Excerpts from a dataset

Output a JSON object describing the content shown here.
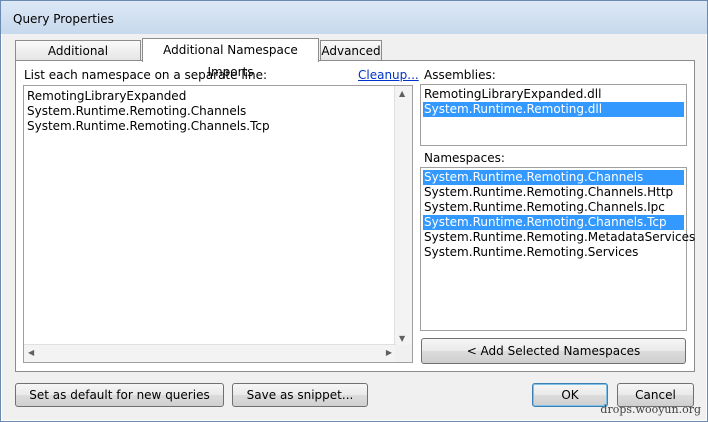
{
  "window": {
    "title": "Query Properties"
  },
  "tabs": [
    {
      "label": "Additional References"
    },
    {
      "label": "Additional Namespace Imports"
    },
    {
      "label": "Advanced"
    }
  ],
  "left": {
    "instruction": "List each namespace on a separate line:",
    "cleanup_link": "Cleanup...",
    "lines": [
      "RemotingLibraryExpanded",
      "System.Runtime.Remoting.Channels",
      "System.Runtime.Remoting.Channels.Tcp"
    ]
  },
  "assemblies": {
    "label": "Assemblies:",
    "items": [
      {
        "text": "RemotingLibraryExpanded.dll",
        "selected": false
      },
      {
        "text": "System.Runtime.Remoting.dll",
        "selected": true
      }
    ]
  },
  "namespaces": {
    "label": "Namespaces:",
    "items": [
      {
        "text": "System.Runtime.Remoting.Channels",
        "selected": true
      },
      {
        "text": "System.Runtime.Remoting.Channels.Http",
        "selected": false
      },
      {
        "text": "System.Runtime.Remoting.Channels.Ipc",
        "selected": false
      },
      {
        "text": "System.Runtime.Remoting.Channels.Tcp",
        "selected": true
      },
      {
        "text": "System.Runtime.Remoting.MetadataServices",
        "selected": false
      },
      {
        "text": "System.Runtime.Remoting.Services",
        "selected": false
      }
    ],
    "add_button": "< Add Selected Namespaces"
  },
  "footer": {
    "default_button": "Set as default for new queries",
    "snippet_button": "Save as snippet...",
    "ok_button": "OK",
    "cancel_button": "Cancel"
  },
  "watermark": "drops.wooyun.org",
  "colors": {
    "selection": "#3399ff",
    "link": "#0033cc"
  }
}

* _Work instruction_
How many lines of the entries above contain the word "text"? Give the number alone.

* _Output for this task_
8